┌──
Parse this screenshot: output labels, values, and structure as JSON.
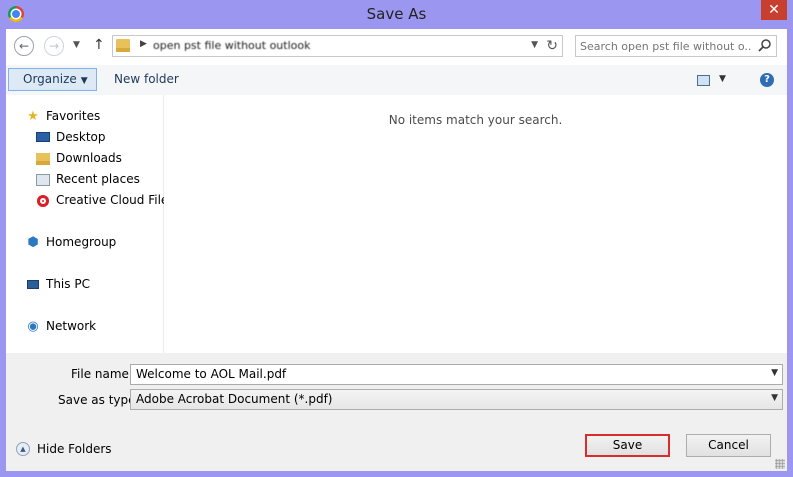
{
  "window": {
    "title": "Save As",
    "close_symbol": "✕",
    "app_icon": "chrome-icon"
  },
  "navigation": {
    "back_symbol": "←",
    "forward_symbol": "→",
    "up_symbol": "↑",
    "address_text": "open pst file without outlook",
    "search_placeholder": "Search open pst file without o..."
  },
  "toolbar": {
    "organize_label": "Organize",
    "new_folder_label": "New folder",
    "help_symbol": "?"
  },
  "sidebar": {
    "items": [
      {
        "label": "Favorites",
        "icon": "star-icon"
      },
      {
        "label": "Desktop",
        "icon": "desktop-icon"
      },
      {
        "label": "Downloads",
        "icon": "downloads-icon"
      },
      {
        "label": "Recent places",
        "icon": "recent-places-icon"
      },
      {
        "label": "Creative Cloud Files",
        "icon": "creative-cloud-icon"
      },
      {
        "label": "Homegroup",
        "icon": "homegroup-icon"
      },
      {
        "label": "This PC",
        "icon": "computer-icon"
      },
      {
        "label": "Network",
        "icon": "network-icon"
      }
    ]
  },
  "content": {
    "empty_message": "No items match your search."
  },
  "form": {
    "file_name_label": "File name:",
    "file_name_value": "Welcome to AOL Mail.pdf",
    "save_type_label": "Save as type:",
    "save_type_value": "Adobe Acrobat Document (*.pdf)",
    "hide_folders_label": "Hide Folders",
    "save_label": "Save",
    "cancel_label": "Cancel"
  },
  "colors": {
    "frame": "#9b97f0",
    "close_button": "#c7402f",
    "highlight_border": "#d92c2c",
    "organize_bg": "#dde9f5"
  }
}
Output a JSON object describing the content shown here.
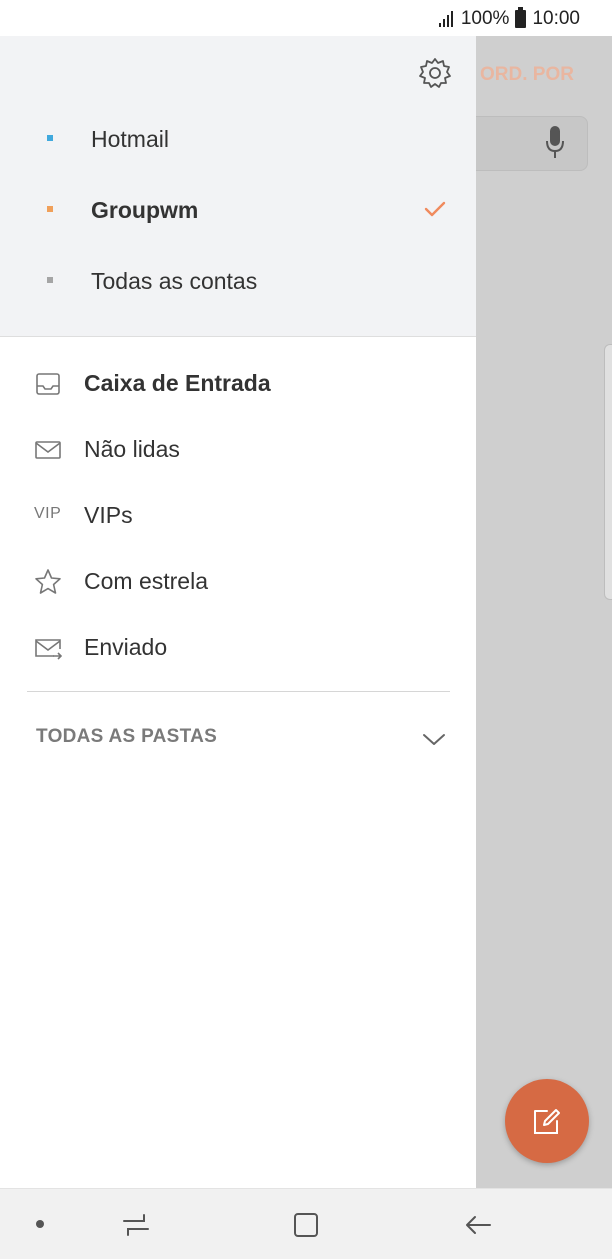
{
  "status_bar": {
    "battery": "100%",
    "time": "10:00"
  },
  "background": {
    "sort_label": "ORD. POR"
  },
  "drawer": {
    "accounts": [
      {
        "label": "Hotmail",
        "color": "#41a9dd",
        "bold": false,
        "selected": false
      },
      {
        "label": "Groupwm",
        "color": "#f0a05a",
        "bold": true,
        "selected": true
      },
      {
        "label": "Todas as contas",
        "color": "#a5a5a5",
        "bold": false,
        "selected": false
      }
    ],
    "folders": [
      {
        "label": "Caixa de Entrada",
        "icon": "inbox-icon"
      },
      {
        "label": "Não lidas",
        "icon": "envelope-icon"
      },
      {
        "label": "VIPs",
        "icon": "vip-icon",
        "icon_text": "VIP"
      },
      {
        "label": "Com estrela",
        "icon": "star-icon"
      },
      {
        "label": "Enviado",
        "icon": "sent-icon"
      }
    ],
    "all_folders_label": "TODAS AS PASTAS"
  },
  "colors": {
    "accent": "#d66a44",
    "check": "#f08a5d"
  }
}
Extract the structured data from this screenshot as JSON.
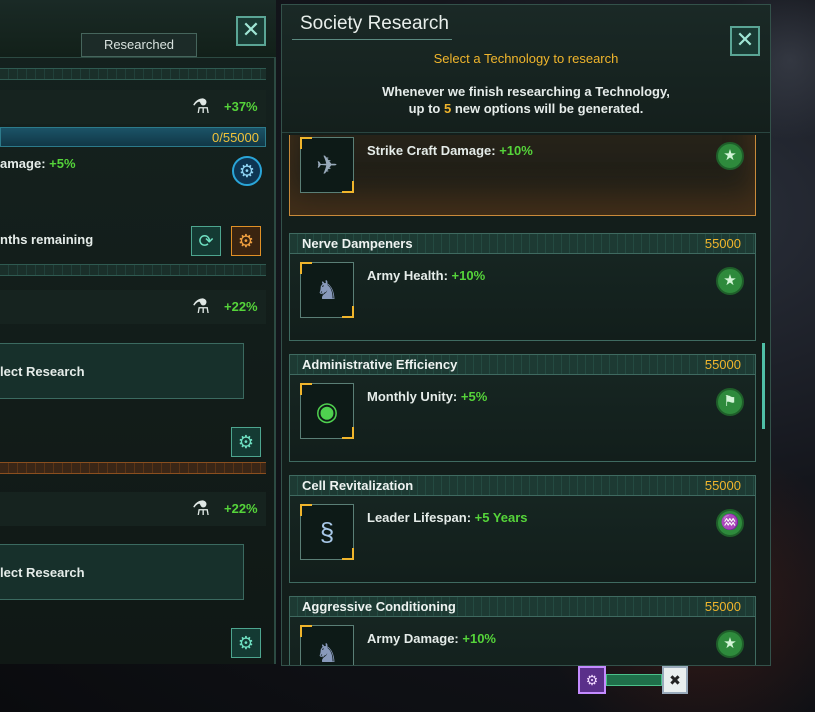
{
  "left_panel": {
    "researched_tab": "Researched",
    "close_label": "✕",
    "rows": [
      {
        "pct": "+37%"
      },
      {
        "pct": "+22%"
      },
      {
        "pct": "+22%"
      }
    ],
    "progress": "0/55000",
    "damage_text": "amage: ",
    "damage_value": "+5%",
    "months_text": "nths remaining",
    "select_research_1": "lect Research",
    "select_research_2": "lect Research"
  },
  "right_panel": {
    "title": "Society Research",
    "close_label": "✕",
    "subtitle": "Select a Technology to research",
    "desc_line1": "Whenever we finish researching a Technology,",
    "desc_line2_pre": "up to ",
    "desc_line2_num": "5",
    "desc_line2_post": " new options will be generated.",
    "cards": [
      {
        "name": "",
        "cost": "",
        "effect_label": "Strike Craft Damage: ",
        "effect_value": "+10%",
        "badge": "army",
        "image": "strike-craft"
      },
      {
        "name": "Nerve Dampeners",
        "cost": "55000",
        "effect_label": "Army Health: ",
        "effect_value": "+10%",
        "badge": "army",
        "image": "soldier"
      },
      {
        "name": "Administrative Efficiency",
        "cost": "55000",
        "effect_label": "Monthly Unity: ",
        "effect_value": "+5%",
        "badge": "statecraft",
        "image": "globe"
      },
      {
        "name": "Cell Revitalization",
        "cost": "55000",
        "effect_label": "Leader Lifespan: ",
        "effect_value": "+5 Years",
        "badge": "biology",
        "image": "dna"
      },
      {
        "name": "Aggressive Conditioning",
        "cost": "55000",
        "effect_label": "Army Damage: ",
        "effect_value": "+10%",
        "badge": "army",
        "image": "soldier"
      }
    ]
  },
  "colors": {
    "accent_gold": "#f0b52c",
    "positive_green": "#55d43a",
    "panel_border": "#3f6a60"
  }
}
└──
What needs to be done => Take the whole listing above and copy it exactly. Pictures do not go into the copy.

Completed task =>
Parse this screenshot: output labels, values, and structure as JSON.
{
  "window": {
    "title": "Save As",
    "close_symbol": "✕",
    "app_icon": "chrome-icon"
  },
  "navigation": {
    "back_symbol": "←",
    "forward_symbol": "→",
    "up_symbol": "↑",
    "address_text": "open pst file without outlook",
    "search_placeholder": "Search open pst file without o..."
  },
  "toolbar": {
    "organize_label": "Organize",
    "new_folder_label": "New folder",
    "help_symbol": "?"
  },
  "sidebar": {
    "items": [
      {
        "label": "Favorites",
        "icon": "star-icon"
      },
      {
        "label": "Desktop",
        "icon": "desktop-icon"
      },
      {
        "label": "Downloads",
        "icon": "downloads-icon"
      },
      {
        "label": "Recent places",
        "icon": "recent-places-icon"
      },
      {
        "label": "Creative Cloud Files",
        "icon": "creative-cloud-icon"
      },
      {
        "label": "Homegroup",
        "icon": "homegroup-icon"
      },
      {
        "label": "This PC",
        "icon": "computer-icon"
      },
      {
        "label": "Network",
        "icon": "network-icon"
      }
    ]
  },
  "content": {
    "empty_message": "No items match your search."
  },
  "form": {
    "file_name_label": "File name:",
    "file_name_value": "Welcome to AOL Mail.pdf",
    "save_type_label": "Save as type:",
    "save_type_value": "Adobe Acrobat Document (*.pdf)",
    "hide_folders_label": "Hide Folders",
    "save_label": "Save",
    "cancel_label": "Cancel"
  },
  "colors": {
    "frame": "#9b97f0",
    "close_button": "#c7402f",
    "highlight_border": "#d92c2c",
    "organize_bg": "#dde9f5"
  }
}
Output a JSON object describing the content shown here.
{
  "status_bar": {
    "battery": "100%",
    "time": "10:00"
  },
  "background": {
    "sort_label": "ORD. POR"
  },
  "drawer": {
    "accounts": [
      {
        "label": "Hotmail",
        "color": "#41a9dd",
        "bold": false,
        "selected": false
      },
      {
        "label": "Groupwm",
        "color": "#f0a05a",
        "bold": true,
        "selected": true
      },
      {
        "label": "Todas as contas",
        "color": "#a5a5a5",
        "bold": false,
        "selected": false
      }
    ],
    "folders": [
      {
        "label": "Caixa de Entrada",
        "icon": "inbox-icon"
      },
      {
        "label": "Não lidas",
        "icon": "envelope-icon"
      },
      {
        "label": "VIPs",
        "icon": "vip-icon",
        "icon_text": "VIP"
      },
      {
        "label": "Com estrela",
        "icon": "star-icon"
      },
      {
        "label": "Enviado",
        "icon": "sent-icon"
      }
    ],
    "all_folders_label": "TODAS AS PASTAS"
  },
  "colors": {
    "accent": "#d66a44",
    "check": "#f08a5d"
  }
}
Extract the structured data from this screenshot as JSON.
{
  "left_panel": {
    "researched_tab": "Researched",
    "close_label": "✕",
    "rows": [
      {
        "pct": "+37%"
      },
      {
        "pct": "+22%"
      },
      {
        "pct": "+22%"
      }
    ],
    "progress": "0/55000",
    "damage_text": "amage: ",
    "damage_value": "+5%",
    "months_text": "nths remaining",
    "select_research_1": "lect Research",
    "select_research_2": "lect Research"
  },
  "right_panel": {
    "title": "Society Research",
    "close_label": "✕",
    "subtitle": "Select a Technology to research",
    "desc_line1": "Whenever we finish researching a Technology,",
    "desc_line2_pre": "up to ",
    "desc_line2_num": "5",
    "desc_line2_post": " new options will be generated.",
    "cards": [
      {
        "name": "",
        "cost": "",
        "effect_label": "Strike Craft Damage: ",
        "effect_value": "+10%",
        "badge": "army",
        "image": "strike-craft"
      },
      {
        "name": "Nerve Dampeners",
        "cost": "55000",
        "effect_label": "Army Health: ",
        "effect_value": "+10%",
        "badge": "army",
        "image": "soldier"
      },
      {
        "name": "Administrative Efficiency",
        "cost": "55000",
        "effect_label": "Monthly Unity: ",
        "effect_value": "+5%",
        "badge": "statecraft",
        "image": "globe"
      },
      {
        "name": "Cell Revitalization",
        "cost": "55000",
        "effect_label": "Leader Lifespan: ",
        "effect_value": "+5 Years",
        "badge": "biology",
        "image": "dna"
      },
      {
        "name": "Aggressive Conditioning",
        "cost": "55000",
        "effect_label": "Army Damage: ",
        "effect_value": "+10%",
        "badge": "army",
        "image": "soldier"
      }
    ]
  },
  "colors": {
    "accent_gold": "#f0b52c",
    "positive_green": "#55d43a",
    "panel_border": "#3f6a60"
  }
}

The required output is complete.